Family offices, given the professional wealth-managerial function they play, have an important responsibility and unique opportunity to assist families in channeling this wealth for good, whether through prudent investment management, helping children become responsible stewards of their wealth, investing in game-changing technology or engaging in meaningful philanthropy and impact investing.
It only follows that increased regulation would likely restrict the philanthropic efforts of many family offices and perhaps impair their ability to fund startups that promote meaningful innovation.
Because family offices are only a tool for individual investors, increased regulation would also be a temporary band-aid placed over the wrong wound because wealthy families can simply act in their own name or use different financial structures or tools to achieve their goals.

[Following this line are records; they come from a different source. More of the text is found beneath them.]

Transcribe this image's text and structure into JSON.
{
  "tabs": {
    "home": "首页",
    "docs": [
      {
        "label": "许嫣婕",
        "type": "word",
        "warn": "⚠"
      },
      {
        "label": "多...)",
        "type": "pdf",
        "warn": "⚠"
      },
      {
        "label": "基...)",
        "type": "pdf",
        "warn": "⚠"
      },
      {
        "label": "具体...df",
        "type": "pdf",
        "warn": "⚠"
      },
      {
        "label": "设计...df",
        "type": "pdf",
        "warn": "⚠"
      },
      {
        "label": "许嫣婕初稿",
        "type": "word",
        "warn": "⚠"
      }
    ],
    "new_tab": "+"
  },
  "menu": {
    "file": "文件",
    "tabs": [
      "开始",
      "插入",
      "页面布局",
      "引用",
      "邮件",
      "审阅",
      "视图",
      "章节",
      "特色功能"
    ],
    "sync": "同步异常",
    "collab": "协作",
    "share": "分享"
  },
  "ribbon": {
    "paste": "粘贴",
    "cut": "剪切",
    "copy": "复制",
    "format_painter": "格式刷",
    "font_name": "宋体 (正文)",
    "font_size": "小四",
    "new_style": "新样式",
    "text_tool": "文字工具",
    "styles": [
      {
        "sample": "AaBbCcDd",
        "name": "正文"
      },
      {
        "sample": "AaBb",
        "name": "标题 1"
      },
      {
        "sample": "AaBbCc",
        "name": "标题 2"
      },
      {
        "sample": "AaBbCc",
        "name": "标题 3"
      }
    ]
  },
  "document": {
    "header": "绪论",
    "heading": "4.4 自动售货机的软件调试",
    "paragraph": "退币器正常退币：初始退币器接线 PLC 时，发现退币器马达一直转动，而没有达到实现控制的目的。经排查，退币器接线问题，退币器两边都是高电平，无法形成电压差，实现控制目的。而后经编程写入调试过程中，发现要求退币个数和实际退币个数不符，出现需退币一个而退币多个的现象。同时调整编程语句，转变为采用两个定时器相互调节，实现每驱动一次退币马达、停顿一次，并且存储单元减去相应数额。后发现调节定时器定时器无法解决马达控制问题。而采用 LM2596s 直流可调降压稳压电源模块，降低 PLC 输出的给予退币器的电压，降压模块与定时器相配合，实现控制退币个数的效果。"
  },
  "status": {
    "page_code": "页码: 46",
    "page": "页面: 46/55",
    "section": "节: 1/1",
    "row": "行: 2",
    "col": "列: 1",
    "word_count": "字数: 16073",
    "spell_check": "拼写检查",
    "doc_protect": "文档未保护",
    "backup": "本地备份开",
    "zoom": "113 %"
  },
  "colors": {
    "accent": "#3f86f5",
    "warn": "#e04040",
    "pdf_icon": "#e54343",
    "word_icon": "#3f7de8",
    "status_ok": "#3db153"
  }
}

Introducing this set of 11 new bills amounts to a game of “whack-a-mole.”
Trying to constrain family offices isn’t a fruitful exercise, but don’t just take my word for it. SEC Commissioner Hester Peirce and CFTC Commissioner Brian Quintenz recently penned a Bloomberg Opinion byline which stated:
Given the lack of systemic impact from the Archegos losses, the misalignment of family office structures with the rationale for investment firm regulation, and the swaps oversight regimes currently in place or being brought online by market regulators, absent additional information, the Archegos case does not justify new regulation for family offices.
Regulators are certain to focus on the actors in this tragedy, including Mr. Hwang and the prime brokers (who, according to public reporting, failed to accurately assess the total amount of leverage associated with these positions). The swap mechanisms used to obtain high levels of credit should also come under scrutiny. However, the culprits in this tragedy are the actors themselves, not the family office entity through which their actions were conducted.
If key financial stakeholders and decision makers can recognize this potential problem, Washington should work to do the same.
Bill Woodson is Executive Vice President, Head of Strategic Wealth Advisory and Family Office Services at Boston Private, an SVB Company.